Measurement of Active Shoulder Motion Using the Kinect, A Commercially Available Infrared Position Detection System
Matsen FA, Lauder A, Rector K, Keeling P, Cherones AL. J Shoulder Elb Surg. 2015.
[Epub ahead of print]. http://dx.doi.org/10.1016/j.jse.2015.07.011.
Take Home Message: The Kinect provides a method to objectively measuring active shoulder range of motion.
Restoring active shoulder range of motion is a major goal in rehabilitation for patients with shoulder conditions. The Kinect has been validated with other motion capture systems, but its practical use in the clinical setting has not been examined. The Kinect is an inexpensive (<$150) commercially available system that projects an infrared laser light onto a body and reproduces a 3-dimensional body map using a computer database. This study first aimed to examine the relationships between active shoulder range-of-motion measurements based on an infrared position detection system (Kinect) or photographs among healthy control subjects. The authors also examined the efficiency of the Kinect in clinical practice and the relationship between patient self-reported function and Kinect measurements. The authors assessed 10 healthy participants (5 males and 5 females) with Kinect motion measurements and measurements made using standardized anteroposterior and lateral photographs. Control participants had no history of any shoulder diseases (e.g. arthritis, tendonitis, instability). Each control participant stood before the Kinect and actively positioned their arm in abduction, flexion, external rotation in abduction, internal rotation in abduction, and cross-body adduction. The person who measured the range of motion on the photographs was unaware of the Kinect-based measures. The authors also identified 51 shoulder clinic patients who had Kinect-based measurements of active shoulder range of motion and self-reported function by completing the Simple Shoulder Test (SST). Among the healthy control participants, the authors checked if the Kinect measurements related to the photographic measurements. Among the patients, the authors checked if Kinect measurements related with the patient’s shoulder function. Kinect measurements and photographic measurements were highly related with each other (all relationships were > 0.90 with 1.00 being exactly related) in healthy participants. Furthermore, the average differences between Kinect and photographic measures were less than 3.5 degrees. Among injured patients, relationships between Kinect-based active range of motion and SST scores were moderate. In the clinic setting, Kinect measurements required an average time of 4.8 minutes to record bilaterally range of motion.

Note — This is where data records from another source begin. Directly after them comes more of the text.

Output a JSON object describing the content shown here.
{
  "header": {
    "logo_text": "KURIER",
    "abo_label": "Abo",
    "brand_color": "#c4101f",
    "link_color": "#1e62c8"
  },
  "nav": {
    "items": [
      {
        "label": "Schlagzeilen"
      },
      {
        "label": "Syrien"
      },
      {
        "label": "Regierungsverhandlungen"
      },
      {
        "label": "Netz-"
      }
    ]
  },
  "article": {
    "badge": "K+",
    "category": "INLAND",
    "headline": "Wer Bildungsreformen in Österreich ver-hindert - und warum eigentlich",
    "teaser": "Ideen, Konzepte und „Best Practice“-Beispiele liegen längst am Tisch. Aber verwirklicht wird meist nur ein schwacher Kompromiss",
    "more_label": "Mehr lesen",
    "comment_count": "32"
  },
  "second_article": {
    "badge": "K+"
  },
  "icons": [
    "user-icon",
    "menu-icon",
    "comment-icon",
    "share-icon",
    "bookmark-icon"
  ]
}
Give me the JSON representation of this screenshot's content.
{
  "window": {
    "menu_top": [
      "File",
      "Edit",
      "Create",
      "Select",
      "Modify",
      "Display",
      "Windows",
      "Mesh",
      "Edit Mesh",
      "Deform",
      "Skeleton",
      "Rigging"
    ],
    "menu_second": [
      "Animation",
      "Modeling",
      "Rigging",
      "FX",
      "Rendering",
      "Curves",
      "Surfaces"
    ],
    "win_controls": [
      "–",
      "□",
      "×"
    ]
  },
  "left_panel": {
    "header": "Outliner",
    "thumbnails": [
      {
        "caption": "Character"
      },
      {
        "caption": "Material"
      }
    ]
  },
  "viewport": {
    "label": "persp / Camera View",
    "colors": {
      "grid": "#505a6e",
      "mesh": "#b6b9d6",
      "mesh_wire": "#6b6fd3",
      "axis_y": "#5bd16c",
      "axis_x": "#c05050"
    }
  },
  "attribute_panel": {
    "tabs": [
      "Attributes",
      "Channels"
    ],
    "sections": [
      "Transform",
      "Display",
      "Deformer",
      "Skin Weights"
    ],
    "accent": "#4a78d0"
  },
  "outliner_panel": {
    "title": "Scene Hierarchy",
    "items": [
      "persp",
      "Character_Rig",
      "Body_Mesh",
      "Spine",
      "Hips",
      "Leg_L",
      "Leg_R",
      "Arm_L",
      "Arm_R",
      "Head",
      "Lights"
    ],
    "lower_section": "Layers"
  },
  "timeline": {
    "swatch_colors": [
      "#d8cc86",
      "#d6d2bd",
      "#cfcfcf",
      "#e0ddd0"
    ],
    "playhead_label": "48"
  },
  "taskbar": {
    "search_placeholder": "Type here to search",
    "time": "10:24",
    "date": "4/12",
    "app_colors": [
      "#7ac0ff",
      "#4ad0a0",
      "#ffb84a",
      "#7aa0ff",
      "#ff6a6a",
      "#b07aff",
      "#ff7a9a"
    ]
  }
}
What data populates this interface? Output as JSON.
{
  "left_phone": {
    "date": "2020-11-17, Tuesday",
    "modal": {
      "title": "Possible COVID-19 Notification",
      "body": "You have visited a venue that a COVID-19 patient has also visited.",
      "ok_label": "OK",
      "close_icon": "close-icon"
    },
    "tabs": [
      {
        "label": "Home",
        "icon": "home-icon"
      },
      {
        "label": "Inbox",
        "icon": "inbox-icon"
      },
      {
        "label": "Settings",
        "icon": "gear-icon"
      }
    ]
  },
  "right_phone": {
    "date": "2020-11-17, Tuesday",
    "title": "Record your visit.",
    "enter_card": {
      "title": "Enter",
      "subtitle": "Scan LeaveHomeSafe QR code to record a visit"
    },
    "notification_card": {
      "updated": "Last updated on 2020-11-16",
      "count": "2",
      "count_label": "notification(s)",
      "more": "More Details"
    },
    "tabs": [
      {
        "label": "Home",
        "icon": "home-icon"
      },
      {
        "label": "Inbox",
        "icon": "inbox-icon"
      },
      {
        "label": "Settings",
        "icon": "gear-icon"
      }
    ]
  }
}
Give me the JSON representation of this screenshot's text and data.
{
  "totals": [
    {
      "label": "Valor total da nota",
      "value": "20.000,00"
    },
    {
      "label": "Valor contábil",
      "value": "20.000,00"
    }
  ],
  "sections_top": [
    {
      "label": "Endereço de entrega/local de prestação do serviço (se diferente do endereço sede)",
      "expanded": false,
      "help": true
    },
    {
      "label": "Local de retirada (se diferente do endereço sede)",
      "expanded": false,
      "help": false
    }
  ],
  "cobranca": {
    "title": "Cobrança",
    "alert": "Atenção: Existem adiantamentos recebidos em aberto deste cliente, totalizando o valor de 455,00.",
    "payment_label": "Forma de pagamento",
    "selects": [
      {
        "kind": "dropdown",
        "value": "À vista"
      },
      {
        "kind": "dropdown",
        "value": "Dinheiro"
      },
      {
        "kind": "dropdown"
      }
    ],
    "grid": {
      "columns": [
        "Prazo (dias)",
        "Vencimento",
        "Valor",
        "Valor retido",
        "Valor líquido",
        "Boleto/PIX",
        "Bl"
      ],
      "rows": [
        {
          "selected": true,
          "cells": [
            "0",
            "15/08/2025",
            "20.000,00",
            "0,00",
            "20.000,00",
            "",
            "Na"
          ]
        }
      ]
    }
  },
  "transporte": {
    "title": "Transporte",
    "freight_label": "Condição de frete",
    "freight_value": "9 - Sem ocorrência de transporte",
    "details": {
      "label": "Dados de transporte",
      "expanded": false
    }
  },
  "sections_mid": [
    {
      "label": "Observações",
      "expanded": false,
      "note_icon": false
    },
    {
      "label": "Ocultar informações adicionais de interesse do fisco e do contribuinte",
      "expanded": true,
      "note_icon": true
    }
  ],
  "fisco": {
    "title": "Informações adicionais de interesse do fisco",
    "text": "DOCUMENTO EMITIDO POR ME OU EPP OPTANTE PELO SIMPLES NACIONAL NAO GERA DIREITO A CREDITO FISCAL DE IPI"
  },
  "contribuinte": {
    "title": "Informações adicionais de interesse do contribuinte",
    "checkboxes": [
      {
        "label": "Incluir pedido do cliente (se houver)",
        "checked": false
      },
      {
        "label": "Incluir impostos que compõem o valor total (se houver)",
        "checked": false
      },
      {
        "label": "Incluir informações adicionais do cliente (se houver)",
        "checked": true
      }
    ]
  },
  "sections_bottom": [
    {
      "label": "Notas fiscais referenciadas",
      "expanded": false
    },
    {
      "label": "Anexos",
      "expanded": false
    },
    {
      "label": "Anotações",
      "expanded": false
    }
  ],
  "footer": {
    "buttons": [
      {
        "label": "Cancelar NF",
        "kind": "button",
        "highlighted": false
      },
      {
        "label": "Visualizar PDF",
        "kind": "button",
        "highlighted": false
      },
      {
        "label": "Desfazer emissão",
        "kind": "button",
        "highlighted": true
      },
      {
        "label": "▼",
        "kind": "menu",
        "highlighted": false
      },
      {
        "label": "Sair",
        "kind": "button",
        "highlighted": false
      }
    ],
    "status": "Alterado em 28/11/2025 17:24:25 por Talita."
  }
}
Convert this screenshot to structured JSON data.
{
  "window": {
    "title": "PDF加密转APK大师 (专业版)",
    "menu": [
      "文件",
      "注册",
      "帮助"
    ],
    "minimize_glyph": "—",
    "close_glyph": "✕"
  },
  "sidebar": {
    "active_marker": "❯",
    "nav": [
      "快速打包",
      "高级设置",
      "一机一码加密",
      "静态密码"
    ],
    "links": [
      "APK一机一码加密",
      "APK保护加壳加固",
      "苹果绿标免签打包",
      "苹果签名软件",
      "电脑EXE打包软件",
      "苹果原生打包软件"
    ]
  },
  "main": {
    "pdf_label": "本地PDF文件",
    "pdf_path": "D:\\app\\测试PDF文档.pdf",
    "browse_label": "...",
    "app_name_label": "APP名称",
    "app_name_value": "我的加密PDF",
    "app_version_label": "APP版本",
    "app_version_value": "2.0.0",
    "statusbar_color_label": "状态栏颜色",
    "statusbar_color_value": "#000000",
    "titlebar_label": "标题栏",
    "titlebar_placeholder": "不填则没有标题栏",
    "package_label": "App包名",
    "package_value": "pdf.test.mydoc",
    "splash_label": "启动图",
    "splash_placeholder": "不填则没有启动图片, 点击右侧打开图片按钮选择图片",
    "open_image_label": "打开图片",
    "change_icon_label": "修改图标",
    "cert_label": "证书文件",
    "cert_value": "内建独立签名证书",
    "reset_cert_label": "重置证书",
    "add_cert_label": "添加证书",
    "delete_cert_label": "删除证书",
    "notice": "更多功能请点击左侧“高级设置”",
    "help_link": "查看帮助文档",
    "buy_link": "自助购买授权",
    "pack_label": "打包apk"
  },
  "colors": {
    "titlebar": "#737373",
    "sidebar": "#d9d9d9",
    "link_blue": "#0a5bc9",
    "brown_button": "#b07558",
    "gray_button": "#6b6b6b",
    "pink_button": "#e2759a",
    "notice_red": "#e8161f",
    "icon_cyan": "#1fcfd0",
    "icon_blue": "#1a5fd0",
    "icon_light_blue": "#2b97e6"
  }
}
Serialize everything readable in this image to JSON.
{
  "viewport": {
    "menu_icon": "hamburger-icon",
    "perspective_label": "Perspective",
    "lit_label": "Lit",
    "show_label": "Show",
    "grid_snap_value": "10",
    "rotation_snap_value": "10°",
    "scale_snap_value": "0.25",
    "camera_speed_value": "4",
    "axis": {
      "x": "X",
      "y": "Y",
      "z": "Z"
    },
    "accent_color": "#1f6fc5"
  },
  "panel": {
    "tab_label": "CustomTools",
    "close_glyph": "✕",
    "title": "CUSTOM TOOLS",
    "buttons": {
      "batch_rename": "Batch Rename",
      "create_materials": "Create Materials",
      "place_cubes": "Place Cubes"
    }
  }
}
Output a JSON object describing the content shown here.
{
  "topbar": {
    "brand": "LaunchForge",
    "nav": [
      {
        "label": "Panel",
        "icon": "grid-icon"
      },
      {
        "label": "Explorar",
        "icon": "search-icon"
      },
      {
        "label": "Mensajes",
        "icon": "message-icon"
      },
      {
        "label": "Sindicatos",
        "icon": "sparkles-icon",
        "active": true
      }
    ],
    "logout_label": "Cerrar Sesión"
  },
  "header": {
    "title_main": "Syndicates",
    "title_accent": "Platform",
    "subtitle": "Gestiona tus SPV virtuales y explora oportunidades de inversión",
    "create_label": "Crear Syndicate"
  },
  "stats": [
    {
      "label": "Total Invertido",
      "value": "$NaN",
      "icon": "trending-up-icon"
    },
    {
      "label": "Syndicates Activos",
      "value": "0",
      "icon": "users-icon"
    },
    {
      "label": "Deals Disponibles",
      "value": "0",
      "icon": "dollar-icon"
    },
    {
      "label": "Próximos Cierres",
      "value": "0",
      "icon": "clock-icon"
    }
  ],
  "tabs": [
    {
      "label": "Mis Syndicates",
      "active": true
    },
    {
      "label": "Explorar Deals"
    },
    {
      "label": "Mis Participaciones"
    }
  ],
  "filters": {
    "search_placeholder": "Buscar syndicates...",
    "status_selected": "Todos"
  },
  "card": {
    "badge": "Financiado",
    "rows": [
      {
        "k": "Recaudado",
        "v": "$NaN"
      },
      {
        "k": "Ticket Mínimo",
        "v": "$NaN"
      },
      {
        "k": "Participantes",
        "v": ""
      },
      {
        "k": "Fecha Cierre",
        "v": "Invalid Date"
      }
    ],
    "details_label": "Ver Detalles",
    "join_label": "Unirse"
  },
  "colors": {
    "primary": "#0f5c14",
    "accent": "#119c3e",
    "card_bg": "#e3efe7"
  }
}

These findings suggest that the Kinect provides a practical and inexpensive way of measuring shoulder active range of motion compared to expensive marker-based optical motion capture systems. Clinicians can expect a moderate and reasonable relationship between Kinect measurements and self-reported shoulder motion. The use of the infrared sensor technology to capture this data is inexpensive, mobile, and may provide efficiency between clinicians. With further research and modification, the Kinect could very well become the preferred alternative to the way shoulder active range of motion is documented. The Kinect could turn out to be a great tool for clinical evaluations.
Questions for Discussion: What is your preferred method of measuring shoulder active range of motion and why? How do you feel the Kinect measurements add up compared to goniometer use for effectively measuring range of motion?
Written by: Byron Campbell, Brittany Davis, and Liz Zwicker
Reviewed by: Jeffrey Driban
Matsen, F., Lauder, A., Rector, K., Keeling, P., & Cherones, A. (2015). Measurement of active shoulder motion using the Kinect, a commercially available infrared position detection system Journal of Shoulder and Elbow Surgery DOI: 10.1016/j.jse.2015.07.011